Hello, smarty pants. Today’s Email Marketing 101 session is all about schema. Let’s dive in …
More and more consumers are discovering their inbox is where the action is these days. Without even opening an email, they’re find themselves getting stuff done in their inbox—RSVP-ing to invitations, sharing ratings and reviews, tracking packages, adding songs to playlists, and reviewing flight information and restaurant reservations.
The secret behind this unprecedented usefulness in unopened messages, as well as the increased interactivity within them, is schema.org markup—a type of microdata developed by a collaboration between the major players in search—Google, Yahoo!, Bing and the Russian company Yandex.
The collaboration was formed to find ways to make search results more relevant to users by making it easier for search engines to parse and interpret information. Schema.org markup can, for instance, make it clear to search engines that a web page reference to “Avatar” is to the movie of that name, not the synonym for “profile picture”—thus ensuring more accurate and useful search results.
But it turns out that schema.org markup is useful for more than just SEO.
“Just like schema.org markup for web pages helps web pages stand out in search results, schema.org markup for emails helps certain emails stand out from the rest in your inbox,” says Moz’s Kristi Hines. “The goal of email markup is to allow people to take action on emails as quickly and simply as possible,” she says.
Savvy email markers are increasingly employing schema.org markup to make their emails grab greater attention, allow recipients to take action from within the inbox, and generally make messages more interactive and useful.

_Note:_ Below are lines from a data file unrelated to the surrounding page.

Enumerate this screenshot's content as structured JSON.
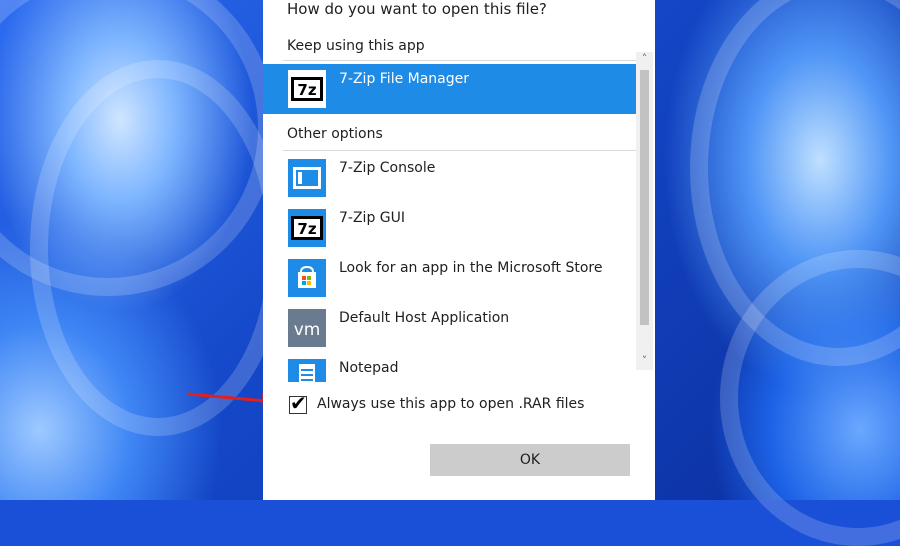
{
  "dialog": {
    "title": "How do you want to open this file?",
    "keep_label": "Keep using this app",
    "other_label": "Other options",
    "current_app": {
      "label": "7-Zip File Manager",
      "icon": "7zip-icon"
    },
    "options": [
      {
        "label": "7-Zip Console",
        "icon": "console-icon"
      },
      {
        "label": "7-Zip GUI",
        "icon": "7zip-icon"
      },
      {
        "label": "Look for an app in the Microsoft Store",
        "icon": "store-icon"
      },
      {
        "label": "Default Host Application",
        "icon": "vm-icon"
      },
      {
        "label": "Notepad",
        "icon": "notepad-icon"
      }
    ],
    "always_use_label": "Always use this app to open .RAR files",
    "always_use_checked": true,
    "ok_label": "OK"
  },
  "colors": {
    "selection": "#1e8ce6",
    "icon_blue": "#1e8ce6",
    "annotation_arrow": "#e02020",
    "button": "#cccccc"
  }
}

Emails with relevant schema.org markup will even turn up in users’ search results when they search for topics like tickets, flights and events.

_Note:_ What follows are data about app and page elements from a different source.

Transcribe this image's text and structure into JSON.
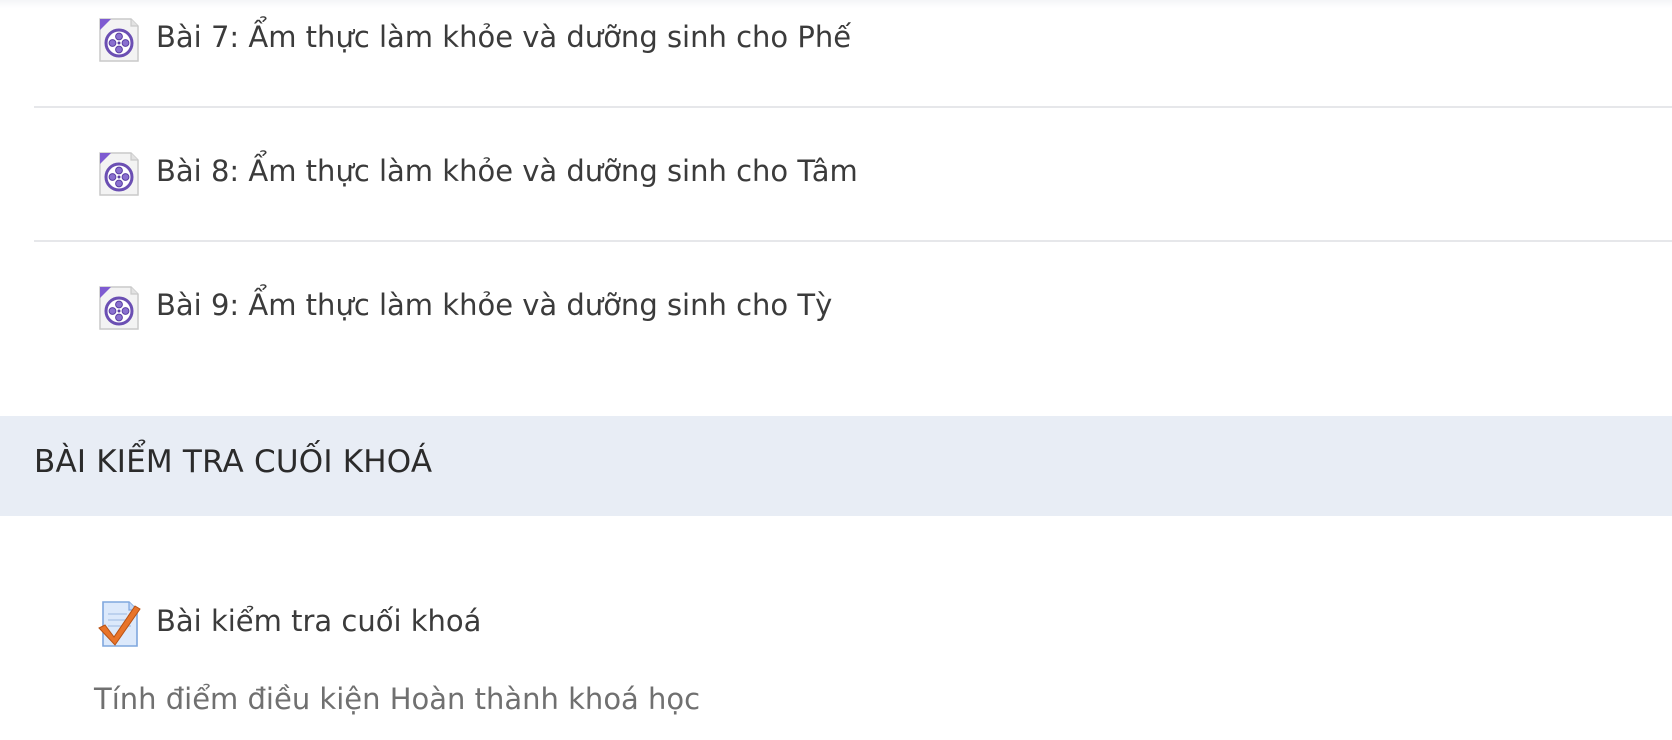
{
  "activities": [
    {
      "label": "Bài 7: Ẩm thực làm khỏe và dưỡng sinh cho Phế",
      "icon": "video-file-icon"
    },
    {
      "label": "Bài 8: Ẩm thực làm khỏe và dưỡng sinh cho Tâm",
      "icon": "video-file-icon"
    },
    {
      "label": "Bài 9: Ẩm thực làm khỏe và dưỡng sinh cho Tỳ",
      "icon": "video-file-icon"
    }
  ],
  "final_section": {
    "title": "BÀI KIỂM TRA CUỐI KHOÁ",
    "quiz": {
      "label": "Bài kiểm tra cuối khoá",
      "icon": "quiz-checkmark-icon",
      "description": "Tính điểm điều kiện Hoàn thành khoá học"
    }
  },
  "colors": {
    "section_header_bg": "#e8edf5",
    "divider": "#e6e7ea",
    "text": "#3b3b3b",
    "muted_text": "#707070",
    "icon_purple": "#6b4fb3",
    "check_orange": "#e8742a"
  }
}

“Email is an important part of how we get things done—from planning an event with friends to organizing a trip to Paris,” according to Google. “Such information is contained inside emails—like the details of a dinner party or travel itinerary—and so many emails require action—like RSVP, or flight check-in. By adding schema.org markup to the emails you send your users, you can make that information available across their Google experience, and make it easy for users to take quick action.”

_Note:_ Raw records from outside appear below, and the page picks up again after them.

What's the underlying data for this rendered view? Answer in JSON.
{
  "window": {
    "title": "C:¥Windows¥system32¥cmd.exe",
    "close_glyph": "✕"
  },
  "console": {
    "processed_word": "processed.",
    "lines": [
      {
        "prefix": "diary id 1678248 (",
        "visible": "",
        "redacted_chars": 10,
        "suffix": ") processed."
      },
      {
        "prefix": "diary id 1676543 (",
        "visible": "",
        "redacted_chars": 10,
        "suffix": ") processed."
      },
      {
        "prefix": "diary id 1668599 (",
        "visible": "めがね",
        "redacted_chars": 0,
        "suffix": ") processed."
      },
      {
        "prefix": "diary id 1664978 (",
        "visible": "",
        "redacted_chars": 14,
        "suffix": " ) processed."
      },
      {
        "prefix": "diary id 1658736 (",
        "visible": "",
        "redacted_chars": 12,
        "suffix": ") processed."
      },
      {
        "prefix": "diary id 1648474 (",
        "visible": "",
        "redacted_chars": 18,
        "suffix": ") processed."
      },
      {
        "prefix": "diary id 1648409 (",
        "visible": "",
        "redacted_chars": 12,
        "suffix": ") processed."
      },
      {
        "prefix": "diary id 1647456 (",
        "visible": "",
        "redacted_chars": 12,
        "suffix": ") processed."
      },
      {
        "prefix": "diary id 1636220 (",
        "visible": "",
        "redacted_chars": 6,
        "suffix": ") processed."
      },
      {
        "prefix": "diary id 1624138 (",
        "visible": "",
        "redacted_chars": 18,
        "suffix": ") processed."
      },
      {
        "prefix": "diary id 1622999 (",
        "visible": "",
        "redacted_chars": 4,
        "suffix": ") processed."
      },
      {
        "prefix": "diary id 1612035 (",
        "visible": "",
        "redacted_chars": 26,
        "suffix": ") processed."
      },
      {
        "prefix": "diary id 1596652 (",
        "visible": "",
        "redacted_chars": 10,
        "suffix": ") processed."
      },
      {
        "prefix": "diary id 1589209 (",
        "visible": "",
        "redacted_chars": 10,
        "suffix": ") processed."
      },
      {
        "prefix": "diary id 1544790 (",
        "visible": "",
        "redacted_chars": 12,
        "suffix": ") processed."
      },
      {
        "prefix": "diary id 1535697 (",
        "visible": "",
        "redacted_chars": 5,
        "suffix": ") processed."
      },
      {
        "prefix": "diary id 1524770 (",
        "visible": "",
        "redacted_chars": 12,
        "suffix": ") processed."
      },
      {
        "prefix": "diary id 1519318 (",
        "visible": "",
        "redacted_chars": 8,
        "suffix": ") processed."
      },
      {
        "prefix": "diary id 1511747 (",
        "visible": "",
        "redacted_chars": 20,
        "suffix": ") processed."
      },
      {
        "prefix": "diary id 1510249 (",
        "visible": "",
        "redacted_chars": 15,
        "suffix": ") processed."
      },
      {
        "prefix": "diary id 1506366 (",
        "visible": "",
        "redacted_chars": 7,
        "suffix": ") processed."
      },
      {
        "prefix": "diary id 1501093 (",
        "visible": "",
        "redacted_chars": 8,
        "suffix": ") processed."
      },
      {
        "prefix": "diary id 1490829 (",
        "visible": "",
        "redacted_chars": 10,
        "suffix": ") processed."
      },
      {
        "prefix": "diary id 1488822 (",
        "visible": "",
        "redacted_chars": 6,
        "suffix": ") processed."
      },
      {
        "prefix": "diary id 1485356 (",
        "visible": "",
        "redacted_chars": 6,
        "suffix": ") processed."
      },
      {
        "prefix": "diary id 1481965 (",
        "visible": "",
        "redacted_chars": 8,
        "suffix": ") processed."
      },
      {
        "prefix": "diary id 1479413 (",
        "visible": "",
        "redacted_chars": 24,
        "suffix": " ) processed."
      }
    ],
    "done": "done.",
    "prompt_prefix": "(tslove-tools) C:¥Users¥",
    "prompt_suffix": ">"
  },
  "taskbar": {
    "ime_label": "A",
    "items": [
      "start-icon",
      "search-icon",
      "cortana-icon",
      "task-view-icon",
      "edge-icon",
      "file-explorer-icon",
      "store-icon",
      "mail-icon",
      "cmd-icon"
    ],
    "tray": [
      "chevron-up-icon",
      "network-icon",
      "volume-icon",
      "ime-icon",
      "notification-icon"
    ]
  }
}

Google’s Inbox, Gmail, Google Calendar, Google Search, and Google Now already use schema.org markup, and the company is working with the collaborative to create an open standard so the markup can be used by any email product.
While the value of the engagement and interactivity schema.org markup provides is apparent, Hines recommends that before incorporating it in emails, marketers ask themselves a few questions to determine if it is right for them, including if it will actually increase desired results and how much time will it take to revise emails if and when the standardization Google predicts is finalized.
Nevertheless, because schema.org markup is so effective in making emails grab attention and expedite action, there’s little doubt its use will continue to increase.
(Above) Schema.org markup can add functionality to emails that includes the ability to add media to a queue, check into flights, and perform many other types of actions. (Below) Google search results include emails that contain relevant schema.org markup. Source: https://developers.google.com/gmail/markup/